I have had the good fortune to call Pakistan, Canada, Spain and the UK ‘home’ at different times in my life. And what was difficult as a teenager and young adult – feeling like I didn’t belong anywhere – now feels like a blessing.  I feel I belong in the world, that I can be at home just about anywhere.

Cosmopolitan, I say to myself. Not as in:

  • having an exciting and glamorous character associated with travel and a mixture of cultures


  • a cocktail made with Cointreau, lemon vodka, cranberry juice, and lime juice

but as in:

  • (of a plant or animal) found all over the world

This sense of belonging to the world is fed by my reading and vice versa.  The Griffin Poetry Prize’s excellent online resource introduced me to First Nation poets including Layli Longsoldier, Billy-Ray Belcourt and Abigail Chabitnoy.  I came to the work of Nishnaabeg storyteller Leanne Betasamosake Simpson. Her book ‘The Accident of Being Lost’ is on my bedside table, and opening it immerses me in a way of being deeply connected to trees and rivers, where Nature is home and family.  How to describe the shift in thinking it sparks, how it feels to speak unfamiliar combinations of consonants and vowels:





What draws me to the unfamiliar is perhaps what drew me to learning languages.  Curiosity at first, and then a realisation that learning a language is entering into a way of living and thinking and being.  But we don’t need to speak a language to enter its world – we are fortunate to have translators as our guides.  I don’t need to speak Albanian to read Luljeta Lleshanaku’s impassioned poems of witness, because Ani Gjika opens the door for me.  I can read the Ukranian poet Natalka Bilotserkivets thanks to translations by Dzvinia Orolowsky and Ali Kinsella, and I can read Wang Xiaoni’s luminous poem ‘Seeing the Ocean from a Night Flight’ because Eleanor Goodman has translated it from the Chinese:

“Everything becomes small

            only the ocean makes the night’s leather clothes

            open up the further out it spreads”…

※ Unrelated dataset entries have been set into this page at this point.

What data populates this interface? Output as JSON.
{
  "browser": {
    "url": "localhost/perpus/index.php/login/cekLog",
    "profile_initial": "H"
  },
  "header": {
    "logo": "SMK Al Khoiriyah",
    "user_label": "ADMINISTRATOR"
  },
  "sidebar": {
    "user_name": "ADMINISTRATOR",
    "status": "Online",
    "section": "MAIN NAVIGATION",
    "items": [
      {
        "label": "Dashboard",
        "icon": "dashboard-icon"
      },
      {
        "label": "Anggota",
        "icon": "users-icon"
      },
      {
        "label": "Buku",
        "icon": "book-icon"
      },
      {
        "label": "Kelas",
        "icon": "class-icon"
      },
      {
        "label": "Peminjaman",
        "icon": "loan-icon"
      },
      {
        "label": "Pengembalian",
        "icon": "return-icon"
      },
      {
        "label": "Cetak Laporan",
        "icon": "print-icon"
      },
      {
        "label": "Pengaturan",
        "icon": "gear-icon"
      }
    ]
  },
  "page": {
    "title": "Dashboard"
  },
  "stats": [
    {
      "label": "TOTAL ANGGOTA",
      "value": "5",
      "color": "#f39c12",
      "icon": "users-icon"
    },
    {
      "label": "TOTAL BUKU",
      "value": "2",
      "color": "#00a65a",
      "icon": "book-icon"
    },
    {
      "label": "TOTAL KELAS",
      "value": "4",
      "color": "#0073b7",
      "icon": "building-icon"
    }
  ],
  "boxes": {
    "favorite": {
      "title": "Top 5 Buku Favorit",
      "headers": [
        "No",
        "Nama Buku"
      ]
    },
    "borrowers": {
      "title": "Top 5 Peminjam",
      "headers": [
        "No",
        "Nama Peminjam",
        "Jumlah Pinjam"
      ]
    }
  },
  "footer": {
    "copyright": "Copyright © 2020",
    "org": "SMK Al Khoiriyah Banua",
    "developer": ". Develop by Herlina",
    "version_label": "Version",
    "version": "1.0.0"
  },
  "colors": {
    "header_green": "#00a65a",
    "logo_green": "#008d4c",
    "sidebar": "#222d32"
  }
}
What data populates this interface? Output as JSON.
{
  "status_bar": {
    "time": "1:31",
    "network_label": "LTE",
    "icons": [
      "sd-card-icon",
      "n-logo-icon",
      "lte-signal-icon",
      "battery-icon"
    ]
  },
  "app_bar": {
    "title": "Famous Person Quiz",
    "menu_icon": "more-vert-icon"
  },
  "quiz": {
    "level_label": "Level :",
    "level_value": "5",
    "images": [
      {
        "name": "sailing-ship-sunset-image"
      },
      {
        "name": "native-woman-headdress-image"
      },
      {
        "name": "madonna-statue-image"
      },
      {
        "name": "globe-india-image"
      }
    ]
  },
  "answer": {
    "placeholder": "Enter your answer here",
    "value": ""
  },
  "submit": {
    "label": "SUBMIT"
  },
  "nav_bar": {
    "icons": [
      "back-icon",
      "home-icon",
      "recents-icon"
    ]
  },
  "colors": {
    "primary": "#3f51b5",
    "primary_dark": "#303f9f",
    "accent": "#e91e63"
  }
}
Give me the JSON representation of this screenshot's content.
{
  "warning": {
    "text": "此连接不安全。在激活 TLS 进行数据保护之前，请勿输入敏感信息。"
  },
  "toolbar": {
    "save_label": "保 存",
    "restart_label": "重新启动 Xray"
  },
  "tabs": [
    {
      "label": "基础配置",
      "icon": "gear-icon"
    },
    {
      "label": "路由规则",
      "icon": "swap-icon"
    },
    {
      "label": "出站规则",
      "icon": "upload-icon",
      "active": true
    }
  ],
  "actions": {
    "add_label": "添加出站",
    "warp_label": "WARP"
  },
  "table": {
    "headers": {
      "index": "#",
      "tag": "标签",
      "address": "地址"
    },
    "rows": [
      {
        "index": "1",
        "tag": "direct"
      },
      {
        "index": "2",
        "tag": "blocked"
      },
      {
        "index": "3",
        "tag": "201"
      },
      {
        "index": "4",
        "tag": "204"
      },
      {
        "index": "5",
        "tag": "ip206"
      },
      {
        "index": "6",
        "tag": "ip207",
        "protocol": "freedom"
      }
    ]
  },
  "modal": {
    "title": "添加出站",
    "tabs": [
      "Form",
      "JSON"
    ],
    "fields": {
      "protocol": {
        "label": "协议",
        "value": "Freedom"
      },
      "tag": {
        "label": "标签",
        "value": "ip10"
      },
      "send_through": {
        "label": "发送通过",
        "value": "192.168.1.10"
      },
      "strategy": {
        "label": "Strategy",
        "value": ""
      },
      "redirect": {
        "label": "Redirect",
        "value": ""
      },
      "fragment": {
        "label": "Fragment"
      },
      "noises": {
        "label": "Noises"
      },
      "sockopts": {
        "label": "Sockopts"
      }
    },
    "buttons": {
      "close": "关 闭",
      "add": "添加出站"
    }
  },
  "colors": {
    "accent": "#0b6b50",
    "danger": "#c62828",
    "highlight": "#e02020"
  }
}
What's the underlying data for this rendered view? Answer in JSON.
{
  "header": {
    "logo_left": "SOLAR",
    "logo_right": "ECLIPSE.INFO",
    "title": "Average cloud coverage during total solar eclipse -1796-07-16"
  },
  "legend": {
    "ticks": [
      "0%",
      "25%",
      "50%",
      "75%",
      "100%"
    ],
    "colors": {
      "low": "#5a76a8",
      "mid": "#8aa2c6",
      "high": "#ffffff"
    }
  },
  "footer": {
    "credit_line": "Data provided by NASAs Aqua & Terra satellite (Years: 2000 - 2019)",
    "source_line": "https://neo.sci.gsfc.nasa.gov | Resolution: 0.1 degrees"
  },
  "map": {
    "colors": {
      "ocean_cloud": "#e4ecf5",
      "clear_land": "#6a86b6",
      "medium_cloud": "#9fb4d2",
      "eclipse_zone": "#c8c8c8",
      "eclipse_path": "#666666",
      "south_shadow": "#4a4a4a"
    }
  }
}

And what of the writers not writing in English who haven’t been shortlisted for prizes, and whose work merits a wider readership?  I subscribe to Modern Poetry in Translation, founded in 1965 by Daniel Weissbort and Ted Hughes, to read poetry being written and translated now all over the world. And there’s the Poetry Translation centre, where online you can read poems in three versions: the original, a close translation, and a final poetic translation.  For writers on writing, I turn to PEN Transmissions, an online magazine for international and translated voices, featuring interviews and essays from established and emerging writers.  Their current issue has interviews with translators from the 2022 Booker shortlist, and a piece by the novelist Pajtim Statovci entitled ‘I Am a Writer Because My Will to Understand People is Greater Than My Need to Judge Them’.

The act of translation is generous beyond measure, and translators the most engaged readers of a writer’s work.  So many open doors.  So much world at our fingertips.

Shazea Quraishi is a Pakistani-born Canadian poet and translator based in London.  Her poems have appeared in UK and US anthologies and publications including The Guardian, The Financial Times, Poetry Review & Modern Poetry in Translation. Books include The Courtesans Reply (flipped eye publishing, 2012), The Art of Scratching (Bloodaxe Books, 2015), The Taxidermist (Verve Poetry Press, 2020), and The Glimmer (Bloodaxe Books, forthcoming in September 2022); and her work has been anthologised most recently in ‘The Things I Would Tell You: British Muslim Women Write’ & ‘The Mighty Stream: Poems in celebration of Martin Luther King’. Shazea is a trustee on the board of English PEN, and on the committee of the Poetry and Spoken Word Group of the Society of Authors. A Complete Works alumna, she is an artist in residence with Living Words, an arts charity working with people impacted by dementias and mental health. Shazea is currently working on translating poems by the Mexican activist and poet Susana Chavez, and continues adapting The Courtesans Reply as a play.